» **Task description**:
Keep the wording of every entry exactly as it is while leaving the pictures out of your copy.
++++ Listed entries ++++
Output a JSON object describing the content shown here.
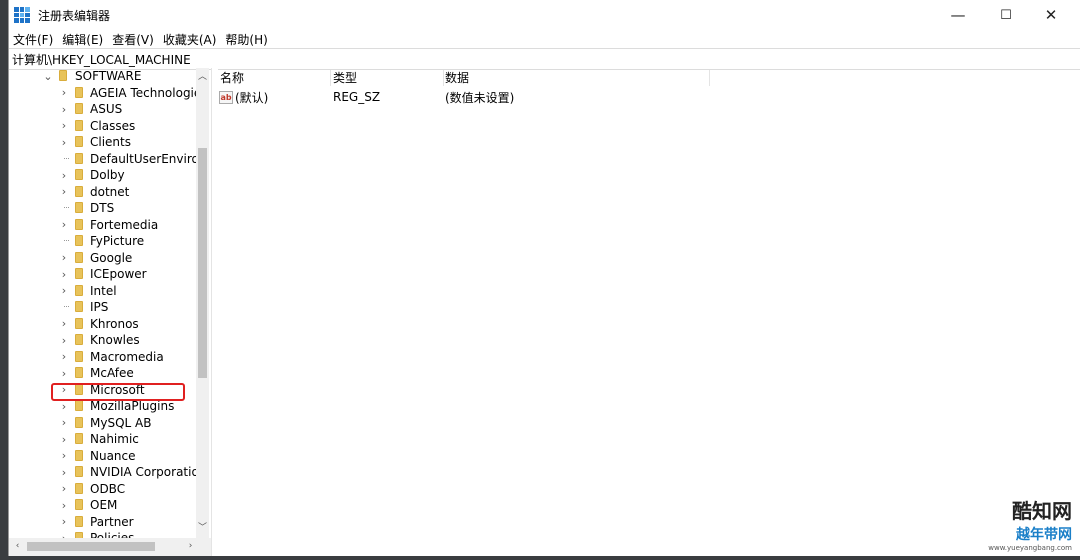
{
  "window": {
    "title": "注册表编辑器",
    "controls": {
      "minimize": "—",
      "maximize": "☐",
      "close": "✕"
    }
  },
  "menu": [
    "文件(F)",
    "编辑(E)",
    "查看(V)",
    "收藏夹(A)",
    "帮助(H)"
  ],
  "address": "计算机\\HKEY_LOCAL_MACHINE",
  "tree": {
    "parent": "SOFTWARE",
    "items": [
      {
        "label": "AGEIA Technologie",
        "expandable": true
      },
      {
        "label": "ASUS",
        "expandable": true
      },
      {
        "label": "Classes",
        "expandable": true
      },
      {
        "label": "Clients",
        "expandable": true
      },
      {
        "label": "DefaultUserEnviron",
        "expandable": false
      },
      {
        "label": "Dolby",
        "expandable": true
      },
      {
        "label": "dotnet",
        "expandable": true
      },
      {
        "label": "DTS",
        "expandable": false
      },
      {
        "label": "Fortemedia",
        "expandable": true
      },
      {
        "label": "FyPicture",
        "expandable": false
      },
      {
        "label": "Google",
        "expandable": true
      },
      {
        "label": "ICEpower",
        "expandable": true
      },
      {
        "label": "Intel",
        "expandable": true
      },
      {
        "label": "IPS",
        "expandable": false
      },
      {
        "label": "Khronos",
        "expandable": true
      },
      {
        "label": "Knowles",
        "expandable": true
      },
      {
        "label": "Macromedia",
        "expandable": true
      },
      {
        "label": "McAfee",
        "expandable": true
      },
      {
        "label": "Microsoft",
        "expandable": true,
        "highlighted": true
      },
      {
        "label": "MozillaPlugins",
        "expandable": true
      },
      {
        "label": "MySQL AB",
        "expandable": true
      },
      {
        "label": "Nahimic",
        "expandable": true
      },
      {
        "label": "Nuance",
        "expandable": true
      },
      {
        "label": "NVIDIA Corporatio",
        "expandable": true
      },
      {
        "label": "ODBC",
        "expandable": true
      },
      {
        "label": "OEM",
        "expandable": true
      },
      {
        "label": "Partner",
        "expandable": true
      },
      {
        "label": "Policies",
        "expandable": true
      }
    ]
  },
  "list": {
    "columns": [
      "名称",
      "类型",
      "数据"
    ],
    "rows": [
      {
        "name": "(默认)",
        "type": "REG_SZ",
        "data": "(数值未设置)"
      }
    ]
  },
  "watermark": {
    "line1": "酷知网",
    "line2": "越年带网",
    "url": "www.yueyangbang.com"
  },
  "colors": {
    "highlight_box": "#e02020",
    "folder": "#e8c35a"
  }
}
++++
» **Result for this task**:
Output a JSON object describing the content shown here.
{
  "window": {
    "title": "注册表编辑器",
    "controls": {
      "minimize": "—",
      "maximize": "☐",
      "close": "✕"
    }
  },
  "menu": [
    "文件(F)",
    "编辑(E)",
    "查看(V)",
    "收藏夹(A)",
    "帮助(H)"
  ],
  "address": "计算机\\HKEY_LOCAL_MACHINE",
  "tree": {
    "parent": "SOFTWARE",
    "items": [
      {
        "label": "AGEIA Technologie",
        "expandable": true
      },
      {
        "label": "ASUS",
        "expandable": true
      },
      {
        "label": "Classes",
        "expandable": true
      },
      {
        "label": "Clients",
        "expandable": true
      },
      {
        "label": "DefaultUserEnviron",
        "expandable": false
      },
      {
        "label": "Dolby",
        "expandable": true
      },
      {
        "label": "dotnet",
        "expandable": true
      },
      {
        "label": "DTS",
        "expandable": false
      },
      {
        "label": "Fortemedia",
        "expandable": true
      },
      {
        "label": "FyPicture",
        "expandable": false
      },
      {
        "label": "Google",
        "expandable": true
      },
      {
        "label": "ICEpower",
        "expandable": true
      },
      {
        "label": "Intel",
        "expandable": true
      },
      {
        "label": "IPS",
        "expandable": false
      },
      {
        "label": "Khronos",
        "expandable": true
      },
      {
        "label": "Knowles",
        "expandable": true
      },
      {
        "label": "Macromedia",
        "expandable": true
      },
      {
        "label": "McAfee",
        "expandable": true
      },
      {
        "label": "Microsoft",
        "expandable": true,
        "highlighted": true
      },
      {
        "label": "MozillaPlugins",
        "expandable": true
      },
      {
        "label": "MySQL AB",
        "expandable": true
      },
      {
        "label": "Nahimic",
        "expandable": true
      },
      {
        "label": "Nuance",
        "expandable": true
      },
      {
        "label": "NVIDIA Corporatio",
        "expandable": true
      },
      {
        "label": "ODBC",
        "expandable": true
      },
      {
        "label": "OEM",
        "expandable": true
      },
      {
        "label": "Partner",
        "expandable": true
      },
      {
        "label": "Policies",
        "expandable": true
      }
    ]
  },
  "list": {
    "columns": [
      "名称",
      "类型",
      "数据"
    ],
    "rows": [
      {
        "name": "(默认)",
        "type": "REG_SZ",
        "data": "(数值未设置)"
      }
    ]
  },
  "watermark": {
    "line1": "酷知网",
    "line2": "越年带网",
    "url": "www.yueyangbang.com"
  },
  "colors": {
    "highlight_box": "#e02020",
    "folder": "#e8c35a"
  }
}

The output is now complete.